_Problem requirements:_
Nothing but the data below, returned exactly, should appear in the answer.

_Given entries:_

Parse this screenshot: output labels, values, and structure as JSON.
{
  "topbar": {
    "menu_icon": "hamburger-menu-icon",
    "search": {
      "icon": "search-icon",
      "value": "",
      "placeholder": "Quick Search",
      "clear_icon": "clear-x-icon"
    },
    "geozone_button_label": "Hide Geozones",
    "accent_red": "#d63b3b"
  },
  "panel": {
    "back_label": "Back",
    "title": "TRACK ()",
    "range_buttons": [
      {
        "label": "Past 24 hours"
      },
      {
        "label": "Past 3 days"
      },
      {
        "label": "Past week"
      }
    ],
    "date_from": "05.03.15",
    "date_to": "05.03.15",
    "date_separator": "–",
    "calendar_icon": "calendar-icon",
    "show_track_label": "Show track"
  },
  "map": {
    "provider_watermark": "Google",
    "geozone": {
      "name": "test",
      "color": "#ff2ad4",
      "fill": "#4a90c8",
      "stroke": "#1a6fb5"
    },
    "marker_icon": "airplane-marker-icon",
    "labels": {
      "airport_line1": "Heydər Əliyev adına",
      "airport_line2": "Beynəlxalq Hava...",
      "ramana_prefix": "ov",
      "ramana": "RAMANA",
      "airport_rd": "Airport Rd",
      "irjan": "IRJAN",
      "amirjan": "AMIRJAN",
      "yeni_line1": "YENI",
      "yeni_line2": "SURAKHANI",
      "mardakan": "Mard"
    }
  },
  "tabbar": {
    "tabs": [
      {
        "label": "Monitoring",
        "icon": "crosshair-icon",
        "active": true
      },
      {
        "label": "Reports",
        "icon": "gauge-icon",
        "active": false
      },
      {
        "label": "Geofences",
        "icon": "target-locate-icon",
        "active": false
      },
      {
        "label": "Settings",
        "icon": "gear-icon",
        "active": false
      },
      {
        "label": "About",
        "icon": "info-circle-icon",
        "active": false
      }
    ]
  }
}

_Exercise result:_
Parse this screenshot: output labels, values, and structure as JSON.
{
  "topbar": {
    "menu_icon": "hamburger-menu-icon",
    "search": {
      "icon": "search-icon",
      "value": "",
      "placeholder": "Quick Search",
      "clear_icon": "clear-x-icon"
    },
    "geozone_button_label": "Hide Geozones",
    "accent_red": "#d63b3b"
  },
  "panel": {
    "back_label": "Back",
    "title": "TRACK ()",
    "range_buttons": [
      {
        "label": "Past 24 hours"
      },
      {
        "label": "Past 3 days"
      },
      {
        "label": "Past week"
      }
    ],
    "date_from": "05.03.15",
    "date_to": "05.03.15",
    "date_separator": "–",
    "calendar_icon": "calendar-icon",
    "show_track_label": "Show track"
  },
  "map": {
    "provider_watermark": "Google",
    "geozone": {
      "name": "test",
      "color": "#ff2ad4",
      "fill": "#4a90c8",
      "stroke": "#1a6fb5"
    },
    "marker_icon": "airplane-marker-icon",
    "labels": {
      "airport_line1": "Heydər Əliyev adına",
      "airport_line2": "Beynəlxalq Hava...",
      "ramana_prefix": "ov",
      "ramana": "RAMANA",
      "airport_rd": "Airport Rd",
      "irjan": "IRJAN",
      "amirjan": "AMIRJAN",
      "yeni_line1": "YENI",
      "yeni_line2": "SURAKHANI",
      "mardakan": "Mard"
    }
  },
  "tabbar": {
    "tabs": [
      {
        "label": "Monitoring",
        "icon": "crosshair-icon",
        "active": true
      },
      {
        "label": "Reports",
        "icon": "gauge-icon",
        "active": false
      },
      {
        "label": "Geofences",
        "icon": "target-locate-icon",
        "active": false
      },
      {
        "label": "Settings",
        "icon": "gear-icon",
        "active": false
      },
      {
        "label": "About",
        "icon": "info-circle-icon",
        "active": false
      }
    ]
  }
}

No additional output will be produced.